Give back all of the data verbatim.

:::

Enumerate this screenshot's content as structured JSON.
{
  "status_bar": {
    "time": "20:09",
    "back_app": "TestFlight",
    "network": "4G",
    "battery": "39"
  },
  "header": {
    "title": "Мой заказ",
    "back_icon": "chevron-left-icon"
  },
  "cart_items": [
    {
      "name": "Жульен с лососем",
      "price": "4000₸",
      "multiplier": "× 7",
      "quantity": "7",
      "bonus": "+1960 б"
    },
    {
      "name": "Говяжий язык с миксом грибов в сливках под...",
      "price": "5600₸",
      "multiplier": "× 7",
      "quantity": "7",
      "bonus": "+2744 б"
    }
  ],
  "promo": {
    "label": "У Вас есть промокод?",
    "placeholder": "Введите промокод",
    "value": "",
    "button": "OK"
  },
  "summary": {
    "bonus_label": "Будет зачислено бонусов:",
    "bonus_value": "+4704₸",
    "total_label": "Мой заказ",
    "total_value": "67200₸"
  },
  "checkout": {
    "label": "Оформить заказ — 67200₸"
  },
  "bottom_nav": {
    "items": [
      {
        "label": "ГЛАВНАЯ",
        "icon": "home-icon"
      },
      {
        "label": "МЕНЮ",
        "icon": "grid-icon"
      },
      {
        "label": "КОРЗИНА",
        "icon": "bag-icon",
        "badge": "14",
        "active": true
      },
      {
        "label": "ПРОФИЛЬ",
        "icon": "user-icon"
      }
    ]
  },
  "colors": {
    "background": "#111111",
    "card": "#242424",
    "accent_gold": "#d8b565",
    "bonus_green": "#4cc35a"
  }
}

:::

- Result of this task:
Enumerate this screenshot's content as structured JSON.
{
  "status_bar": {
    "time": "20:09",
    "back_app": "TestFlight",
    "network": "4G",
    "battery": "39"
  },
  "header": {
    "title": "Мой заказ",
    "back_icon": "chevron-left-icon"
  },
  "cart_items": [
    {
      "name": "Жульен с лососем",
      "price": "4000₸",
      "multiplier": "× 7",
      "quantity": "7",
      "bonus": "+1960 б"
    },
    {
      "name": "Говяжий язык с миксом грибов в сливках под...",
      "price": "5600₸",
      "multiplier": "× 7",
      "quantity": "7",
      "bonus": "+2744 б"
    }
  ],
  "promo": {
    "label": "У Вас есть промокод?",
    "placeholder": "Введите промокод",
    "value": "",
    "button": "OK"
  },
  "summary": {
    "bonus_label": "Будет зачислено бонусов:",
    "bonus_value": "+4704₸",
    "total_label": "Мой заказ",
    "total_value": "67200₸"
  },
  "checkout": {
    "label": "Оформить заказ — 67200₸"
  },
  "bottom_nav": {
    "items": [
      {
        "label": "ГЛАВНАЯ",
        "icon": "home-icon"
      },
      {
        "label": "МЕНЮ",
        "icon": "grid-icon"
      },
      {
        "label": "КОРЗИНА",
        "icon": "bag-icon",
        "badge": "14",
        "active": true
      },
      {
        "label": "ПРОФИЛЬ",
        "icon": "user-icon"
      }
    ]
  },
  "colors": {
    "background": "#111111",
    "card": "#242424",
    "accent_gold": "#d8b565",
    "bonus_green": "#4cc35a"
  }
}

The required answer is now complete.